Like his contemporary associate, Daniel Garber, Pearson’s strongest portraiture work is of his family. He executed early portraits of his wife and his mother, and accomplished later portraits of his daughters.
His early exhibition history features portraiture, but his first award-wining success reflected Pearson’s interest in the outdoors, particularly pictures of waterfowl: ducks and geese. His paintings, like the outdoors, are large. Paintings from this period include “The Pheasant Hunters” depicting a hunter and his dogs, and “Ducks in a Marsh,” for which he received an Honorable Mention at the International Exhibit at the Carnegie and an Honorable Mention at the Pennsylvania Academy, both in 1911.
In both works, he captures a moment in history. In the former, it’s a hunter getting himself and his dogs ready for the hunt; in the latter, ducks swimming and feeding in a marsh.
His landscape painting won recognition at the Pennsylvania Academy in 1911 and at the National Academy of Design in 1915 and 1918. In 1916, his painting of Peking ducks next to a river titled “On the Valley,” won the Temple award for the best painting in the exhibition and the Stotesbury Cash Award for the painting making the most contribution to the exhibit at the Academy Annual.

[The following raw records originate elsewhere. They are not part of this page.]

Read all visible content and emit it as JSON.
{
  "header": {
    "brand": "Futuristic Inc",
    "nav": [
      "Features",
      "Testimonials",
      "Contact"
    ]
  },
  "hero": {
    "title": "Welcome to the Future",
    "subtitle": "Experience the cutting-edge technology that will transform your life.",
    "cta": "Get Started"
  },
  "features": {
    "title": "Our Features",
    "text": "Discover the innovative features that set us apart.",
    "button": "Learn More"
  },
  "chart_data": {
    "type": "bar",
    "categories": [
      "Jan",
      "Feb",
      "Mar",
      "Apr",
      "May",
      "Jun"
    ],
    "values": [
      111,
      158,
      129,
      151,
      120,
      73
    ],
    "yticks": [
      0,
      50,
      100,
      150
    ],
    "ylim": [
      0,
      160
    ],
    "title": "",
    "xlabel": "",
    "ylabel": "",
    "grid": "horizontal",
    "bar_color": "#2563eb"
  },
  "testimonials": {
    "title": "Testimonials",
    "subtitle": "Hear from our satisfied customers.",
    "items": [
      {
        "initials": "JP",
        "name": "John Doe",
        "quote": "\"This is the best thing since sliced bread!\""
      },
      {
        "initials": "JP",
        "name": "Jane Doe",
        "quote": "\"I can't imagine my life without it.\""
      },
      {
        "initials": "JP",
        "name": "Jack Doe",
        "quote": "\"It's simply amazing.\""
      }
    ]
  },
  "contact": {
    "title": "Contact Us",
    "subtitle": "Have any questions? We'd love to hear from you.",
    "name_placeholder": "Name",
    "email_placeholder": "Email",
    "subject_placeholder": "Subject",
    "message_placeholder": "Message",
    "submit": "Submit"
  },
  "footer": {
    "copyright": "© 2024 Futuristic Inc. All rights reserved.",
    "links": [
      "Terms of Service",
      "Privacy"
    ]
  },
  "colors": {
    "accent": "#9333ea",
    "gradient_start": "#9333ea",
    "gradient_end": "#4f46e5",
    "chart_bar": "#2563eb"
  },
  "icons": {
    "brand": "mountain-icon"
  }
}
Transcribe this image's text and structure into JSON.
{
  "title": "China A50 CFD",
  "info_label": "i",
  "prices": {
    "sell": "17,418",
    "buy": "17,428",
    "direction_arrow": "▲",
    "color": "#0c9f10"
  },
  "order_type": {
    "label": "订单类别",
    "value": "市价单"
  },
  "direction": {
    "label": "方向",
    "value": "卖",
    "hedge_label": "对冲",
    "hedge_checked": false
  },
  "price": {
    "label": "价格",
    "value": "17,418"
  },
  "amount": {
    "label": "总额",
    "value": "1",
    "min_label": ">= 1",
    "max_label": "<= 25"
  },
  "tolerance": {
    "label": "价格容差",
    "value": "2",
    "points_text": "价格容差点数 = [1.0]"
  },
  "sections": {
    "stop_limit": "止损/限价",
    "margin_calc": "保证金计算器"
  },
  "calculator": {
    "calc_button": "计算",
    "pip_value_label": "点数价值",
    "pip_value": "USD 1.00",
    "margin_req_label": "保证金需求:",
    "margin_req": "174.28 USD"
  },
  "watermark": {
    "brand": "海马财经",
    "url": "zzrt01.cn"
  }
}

He followed this success with the painting that became recognized as his best work, a picture of The Twins, Virginia and Jane. This work was a critical success, winning the Beck medal for outstanding portraiture at the Academy Annual in 1917, and the Potter-Palmer Award of $ 1,000 at the Chicago Art Institute Annual of 1918.
Pearson was elected an Associate of the National Academy in 1917 and a full member in 1919.